Overall initial misgivings about leaving my job and forgoing a salary (scary) have been swept away as I have learned more about computers in the last week than I have in the last year. Besides just following the nand2tetris course, there have been small and informal talks and gatherings regarding topics like git and python internals, process profiling, and even some live javascript game programming. The experience of my first week in NYC is another experience altogether perhaps worthy of its own post.

First Day of Hacker School

First day of Hacker School was a whirlwind of activity. I realized how little prepared I was for the reality of starting my projects. It appeared others were in the same situation, so I think I was in the majority on this. I regret not taking the opportunity to speak to an alumni (everyone received an email with contact information for alumni who didn’t mind speaking to incoming students). If I had I may have not wasted most of the day, although I think there is something to be said for acclimating oneself to the environment - it’s important to not be too hard on oneself. Socializing a bit and getting to know some of the other students feels like it may be one of the biggest benefits of attending Hacker School.

We began our day with brief introductions to the founders (Nick, Sonali, Dave), followed by some talks on general guidelines and introductions by the facilitators (Tom, Alan, Allison). Students volunteered their fears and what they were excited about. I did not feel scared, only worried about what I’m going to be doing for the next three months. It feels like there is so much time, and so little all at once. There are a lot of people (60ish?), and I have as many self doubts about what exactly I will be getting out of this experience. I definitely feel like Hacker School if for a specific breed - it’s not for everyone.

I mostly began reading through ‘Elements of Computing Systems’ by Nisan and Schocken. I’ve finished reading the first chapter and began the exercises. It was difficult thinking because of the noisy/busy environment. I don’t think Hacker School is suited for deep problem solving activities (at least not the main room) but more for collaborative and social activities centered around learning something. Will have to reevaluate projects I have in mind and redirect myself. I joined the nand2tetris group at the least, and will continue working through the book, but will start doing the reading at night as homework, while leaving Hacker School open for other activities.

Lastly, I think I’m going to reset my linode instance. I installed an instance of Gitlab and it’s definitely insecure. I also can’t remember what else that’s been installed. Another project…

2014 Resolutions

2013 has passed and a new year has begun. I’ve resolved to start setting achievable goals for the future, and the start of the new year seems an appropriate opportunity to do so.

  • Write at least 100 words a day.

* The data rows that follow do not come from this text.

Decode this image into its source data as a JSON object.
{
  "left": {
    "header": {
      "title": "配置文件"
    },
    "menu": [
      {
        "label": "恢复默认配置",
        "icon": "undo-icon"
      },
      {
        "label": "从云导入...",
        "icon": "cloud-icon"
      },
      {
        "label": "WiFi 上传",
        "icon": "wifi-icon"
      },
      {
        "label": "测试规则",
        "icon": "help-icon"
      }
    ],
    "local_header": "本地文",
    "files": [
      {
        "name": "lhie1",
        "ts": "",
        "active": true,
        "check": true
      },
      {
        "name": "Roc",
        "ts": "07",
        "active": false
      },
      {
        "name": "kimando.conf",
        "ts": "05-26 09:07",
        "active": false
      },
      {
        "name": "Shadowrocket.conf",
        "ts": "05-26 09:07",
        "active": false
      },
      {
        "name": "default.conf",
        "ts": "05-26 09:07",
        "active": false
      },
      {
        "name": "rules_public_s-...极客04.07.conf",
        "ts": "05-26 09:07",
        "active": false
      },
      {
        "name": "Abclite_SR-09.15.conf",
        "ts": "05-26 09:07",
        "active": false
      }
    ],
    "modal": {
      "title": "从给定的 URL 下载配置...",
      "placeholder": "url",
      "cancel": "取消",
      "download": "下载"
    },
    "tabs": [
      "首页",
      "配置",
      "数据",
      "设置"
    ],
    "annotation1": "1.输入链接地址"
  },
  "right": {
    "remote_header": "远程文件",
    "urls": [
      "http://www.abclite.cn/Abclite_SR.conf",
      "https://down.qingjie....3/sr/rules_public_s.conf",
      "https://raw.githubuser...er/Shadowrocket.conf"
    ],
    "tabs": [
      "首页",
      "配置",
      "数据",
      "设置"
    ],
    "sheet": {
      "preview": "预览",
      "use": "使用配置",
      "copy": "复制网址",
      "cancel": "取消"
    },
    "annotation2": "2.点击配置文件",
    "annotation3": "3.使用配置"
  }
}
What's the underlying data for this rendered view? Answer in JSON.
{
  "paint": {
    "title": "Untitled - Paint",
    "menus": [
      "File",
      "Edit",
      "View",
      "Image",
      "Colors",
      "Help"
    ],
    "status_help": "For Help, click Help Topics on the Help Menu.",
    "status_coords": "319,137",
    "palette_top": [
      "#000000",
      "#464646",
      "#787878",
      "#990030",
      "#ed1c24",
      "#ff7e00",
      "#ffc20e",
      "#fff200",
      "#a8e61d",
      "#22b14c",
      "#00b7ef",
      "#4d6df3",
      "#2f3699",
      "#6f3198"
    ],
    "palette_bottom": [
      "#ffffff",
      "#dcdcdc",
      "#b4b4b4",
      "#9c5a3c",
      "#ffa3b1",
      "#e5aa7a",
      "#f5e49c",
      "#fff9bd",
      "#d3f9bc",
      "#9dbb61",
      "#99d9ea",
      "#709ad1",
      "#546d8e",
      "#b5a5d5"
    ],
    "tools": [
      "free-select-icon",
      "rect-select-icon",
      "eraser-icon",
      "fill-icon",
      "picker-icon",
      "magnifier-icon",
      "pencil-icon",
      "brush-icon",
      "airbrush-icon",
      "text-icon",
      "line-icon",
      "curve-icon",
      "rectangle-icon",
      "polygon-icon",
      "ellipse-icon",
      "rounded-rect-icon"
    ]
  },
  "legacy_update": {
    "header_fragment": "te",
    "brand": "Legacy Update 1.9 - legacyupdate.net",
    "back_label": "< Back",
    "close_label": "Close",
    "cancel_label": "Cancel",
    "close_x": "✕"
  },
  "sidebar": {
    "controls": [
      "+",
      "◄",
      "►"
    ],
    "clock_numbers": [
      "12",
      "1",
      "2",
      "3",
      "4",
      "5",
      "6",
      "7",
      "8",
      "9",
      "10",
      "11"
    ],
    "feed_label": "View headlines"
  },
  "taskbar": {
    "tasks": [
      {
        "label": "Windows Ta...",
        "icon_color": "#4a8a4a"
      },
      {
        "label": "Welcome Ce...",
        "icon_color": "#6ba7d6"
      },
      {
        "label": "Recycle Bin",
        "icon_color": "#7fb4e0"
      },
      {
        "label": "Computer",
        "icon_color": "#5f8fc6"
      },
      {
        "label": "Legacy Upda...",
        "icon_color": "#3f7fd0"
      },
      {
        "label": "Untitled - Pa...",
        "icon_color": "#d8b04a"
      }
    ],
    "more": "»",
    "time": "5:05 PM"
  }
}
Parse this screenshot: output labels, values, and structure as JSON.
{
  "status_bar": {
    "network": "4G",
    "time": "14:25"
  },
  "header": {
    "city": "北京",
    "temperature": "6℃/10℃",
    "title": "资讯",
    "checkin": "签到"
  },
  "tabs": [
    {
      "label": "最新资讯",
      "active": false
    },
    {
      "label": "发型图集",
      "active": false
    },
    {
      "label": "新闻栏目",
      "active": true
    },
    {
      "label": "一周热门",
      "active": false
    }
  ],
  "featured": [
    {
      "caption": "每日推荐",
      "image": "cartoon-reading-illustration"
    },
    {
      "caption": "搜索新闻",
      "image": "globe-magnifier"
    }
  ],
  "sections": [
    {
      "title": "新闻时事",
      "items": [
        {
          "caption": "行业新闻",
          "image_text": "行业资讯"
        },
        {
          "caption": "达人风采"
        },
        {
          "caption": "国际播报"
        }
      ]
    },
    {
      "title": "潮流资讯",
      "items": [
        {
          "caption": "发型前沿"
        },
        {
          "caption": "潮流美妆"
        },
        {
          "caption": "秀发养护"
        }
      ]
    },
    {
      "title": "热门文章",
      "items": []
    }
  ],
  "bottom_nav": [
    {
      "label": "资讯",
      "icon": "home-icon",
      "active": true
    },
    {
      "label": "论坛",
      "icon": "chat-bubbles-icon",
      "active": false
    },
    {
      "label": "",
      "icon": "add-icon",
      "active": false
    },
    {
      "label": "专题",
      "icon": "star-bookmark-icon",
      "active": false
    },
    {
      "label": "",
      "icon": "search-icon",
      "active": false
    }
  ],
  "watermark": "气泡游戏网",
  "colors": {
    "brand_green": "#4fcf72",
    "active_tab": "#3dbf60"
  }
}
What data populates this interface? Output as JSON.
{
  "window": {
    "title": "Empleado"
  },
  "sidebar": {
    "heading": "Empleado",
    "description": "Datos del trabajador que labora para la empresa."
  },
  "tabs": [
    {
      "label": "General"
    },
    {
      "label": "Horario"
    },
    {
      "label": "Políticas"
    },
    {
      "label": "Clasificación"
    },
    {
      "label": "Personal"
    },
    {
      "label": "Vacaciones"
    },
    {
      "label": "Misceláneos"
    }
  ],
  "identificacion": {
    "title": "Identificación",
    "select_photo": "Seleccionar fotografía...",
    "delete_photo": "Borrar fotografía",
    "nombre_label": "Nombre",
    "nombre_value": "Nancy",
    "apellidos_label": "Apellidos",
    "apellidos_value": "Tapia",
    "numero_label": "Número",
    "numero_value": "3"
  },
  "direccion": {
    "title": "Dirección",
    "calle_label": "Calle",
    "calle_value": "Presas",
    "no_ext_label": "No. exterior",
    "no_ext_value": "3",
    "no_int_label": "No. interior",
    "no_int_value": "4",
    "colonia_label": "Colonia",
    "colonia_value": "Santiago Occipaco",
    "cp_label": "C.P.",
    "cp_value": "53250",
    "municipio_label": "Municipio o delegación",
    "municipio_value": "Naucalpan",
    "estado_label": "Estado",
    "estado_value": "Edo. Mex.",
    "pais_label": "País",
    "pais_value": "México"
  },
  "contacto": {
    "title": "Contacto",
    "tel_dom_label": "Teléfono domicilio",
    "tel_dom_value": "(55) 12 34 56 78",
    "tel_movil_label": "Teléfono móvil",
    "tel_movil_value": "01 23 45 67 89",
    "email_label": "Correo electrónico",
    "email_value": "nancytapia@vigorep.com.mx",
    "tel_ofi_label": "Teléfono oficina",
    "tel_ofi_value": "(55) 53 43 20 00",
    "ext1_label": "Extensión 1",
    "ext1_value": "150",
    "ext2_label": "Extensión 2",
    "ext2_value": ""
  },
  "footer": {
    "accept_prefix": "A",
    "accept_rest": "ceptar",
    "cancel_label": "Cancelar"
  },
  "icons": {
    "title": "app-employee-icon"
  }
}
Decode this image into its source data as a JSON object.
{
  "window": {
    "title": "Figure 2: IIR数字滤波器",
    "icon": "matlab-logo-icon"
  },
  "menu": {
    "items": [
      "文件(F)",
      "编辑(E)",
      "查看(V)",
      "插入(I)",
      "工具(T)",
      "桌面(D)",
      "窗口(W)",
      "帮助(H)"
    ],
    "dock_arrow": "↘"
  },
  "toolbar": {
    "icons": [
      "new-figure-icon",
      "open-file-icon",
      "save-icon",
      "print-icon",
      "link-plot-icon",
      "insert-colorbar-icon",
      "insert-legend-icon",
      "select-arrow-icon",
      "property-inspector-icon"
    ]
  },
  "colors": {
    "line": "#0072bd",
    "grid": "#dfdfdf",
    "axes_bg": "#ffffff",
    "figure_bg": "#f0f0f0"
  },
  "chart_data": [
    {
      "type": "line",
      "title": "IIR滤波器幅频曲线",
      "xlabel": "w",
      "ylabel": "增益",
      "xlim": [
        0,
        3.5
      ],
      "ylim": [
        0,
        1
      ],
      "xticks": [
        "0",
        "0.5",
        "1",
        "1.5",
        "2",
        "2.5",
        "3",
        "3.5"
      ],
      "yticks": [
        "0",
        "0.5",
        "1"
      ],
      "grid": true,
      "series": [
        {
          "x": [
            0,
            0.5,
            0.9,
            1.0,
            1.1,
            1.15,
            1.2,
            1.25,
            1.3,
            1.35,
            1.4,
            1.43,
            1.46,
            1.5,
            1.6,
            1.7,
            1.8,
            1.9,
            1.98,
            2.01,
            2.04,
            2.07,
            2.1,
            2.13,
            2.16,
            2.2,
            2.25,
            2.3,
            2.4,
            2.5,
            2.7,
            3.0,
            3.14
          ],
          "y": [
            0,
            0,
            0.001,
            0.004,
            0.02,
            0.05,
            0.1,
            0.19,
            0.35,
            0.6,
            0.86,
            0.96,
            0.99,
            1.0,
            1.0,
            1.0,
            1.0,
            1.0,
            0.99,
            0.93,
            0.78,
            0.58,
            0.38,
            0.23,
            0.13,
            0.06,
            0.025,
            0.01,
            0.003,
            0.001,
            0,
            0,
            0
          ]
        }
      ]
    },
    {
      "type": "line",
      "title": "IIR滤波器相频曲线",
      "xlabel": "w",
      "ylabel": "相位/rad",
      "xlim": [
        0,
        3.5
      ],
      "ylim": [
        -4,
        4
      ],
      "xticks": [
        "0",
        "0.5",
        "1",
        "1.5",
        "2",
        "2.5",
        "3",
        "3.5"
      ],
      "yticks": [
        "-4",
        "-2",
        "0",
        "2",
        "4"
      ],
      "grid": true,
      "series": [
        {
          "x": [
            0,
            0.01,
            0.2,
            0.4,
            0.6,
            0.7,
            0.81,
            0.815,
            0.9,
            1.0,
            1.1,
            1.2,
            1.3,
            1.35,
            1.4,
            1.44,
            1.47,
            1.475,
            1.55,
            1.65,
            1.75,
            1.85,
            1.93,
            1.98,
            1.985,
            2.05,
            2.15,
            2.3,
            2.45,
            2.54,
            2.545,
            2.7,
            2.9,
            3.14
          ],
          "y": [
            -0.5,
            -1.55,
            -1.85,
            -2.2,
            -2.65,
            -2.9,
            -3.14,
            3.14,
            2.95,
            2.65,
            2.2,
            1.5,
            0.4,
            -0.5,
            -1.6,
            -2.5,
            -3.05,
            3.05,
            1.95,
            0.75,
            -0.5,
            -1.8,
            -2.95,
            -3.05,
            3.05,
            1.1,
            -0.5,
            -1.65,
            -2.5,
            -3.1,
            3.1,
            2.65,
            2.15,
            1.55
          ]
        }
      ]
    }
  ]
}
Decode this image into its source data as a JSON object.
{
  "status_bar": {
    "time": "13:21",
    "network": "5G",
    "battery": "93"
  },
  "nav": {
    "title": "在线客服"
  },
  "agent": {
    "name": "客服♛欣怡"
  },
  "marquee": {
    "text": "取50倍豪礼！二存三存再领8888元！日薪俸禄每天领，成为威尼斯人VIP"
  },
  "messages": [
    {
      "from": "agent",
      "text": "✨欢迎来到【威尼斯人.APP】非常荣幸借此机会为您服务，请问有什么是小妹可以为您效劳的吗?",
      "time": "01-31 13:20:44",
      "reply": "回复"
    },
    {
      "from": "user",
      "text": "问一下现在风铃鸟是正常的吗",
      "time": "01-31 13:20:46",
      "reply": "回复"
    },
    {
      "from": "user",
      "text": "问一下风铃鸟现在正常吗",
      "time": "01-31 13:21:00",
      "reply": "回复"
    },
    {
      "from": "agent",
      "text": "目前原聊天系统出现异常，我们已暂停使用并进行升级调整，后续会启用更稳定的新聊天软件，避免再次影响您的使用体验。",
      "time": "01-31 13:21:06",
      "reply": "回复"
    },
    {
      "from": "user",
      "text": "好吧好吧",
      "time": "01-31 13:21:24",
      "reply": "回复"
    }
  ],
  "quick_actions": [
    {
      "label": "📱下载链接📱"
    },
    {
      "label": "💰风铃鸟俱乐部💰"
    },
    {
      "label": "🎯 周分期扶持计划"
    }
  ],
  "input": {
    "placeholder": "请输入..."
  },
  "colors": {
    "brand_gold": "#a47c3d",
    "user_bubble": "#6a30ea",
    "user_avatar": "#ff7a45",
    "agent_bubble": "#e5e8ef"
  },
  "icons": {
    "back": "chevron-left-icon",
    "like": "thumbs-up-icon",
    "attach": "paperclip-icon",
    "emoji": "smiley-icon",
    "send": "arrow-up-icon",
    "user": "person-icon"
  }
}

In a journal, in this blog, or on a napkin… it doesn’t matter. As long as it’s not for work and/or typical email communications.
  • Exercise more. Run. Climb. Continue to develop healthy exercise habits
  • Simplicity, simplicity, simplicity! Follow Thoreau’s mantra, simplify accounts and possessions. Focus on what’s important, time is too precious to be spent managing stuff.
  • Eat well. Less meat. More vegetables. Less coffee and beer, more water.
  • Learn. Read more books. Learn a new language. No more TV. Less sports (except world cup!). Stop dawdling on facebook and with other online distractions.
  • Exist. Travel. Enjoy the moments.

Hello World

As a start to getting my technical house in order, I’ve setup this blog. I’ve gone with a minimalist approach as I find that the easiest to maintain and understand.

I’m quite honestly not sure what my goals are for my blog. I think I was more interested in the setup process than the actual blogging itself. Perhaps I’ll figure it out on the fly. I’ll get practice writing at the very least.

Finally, I’m not sure who will be reading my posts (besides maybe my girlfriend.. Hey!). It feels kind of like keeping a personal diary. Here’s to hoping I’ll have something interesting to say in the coming months!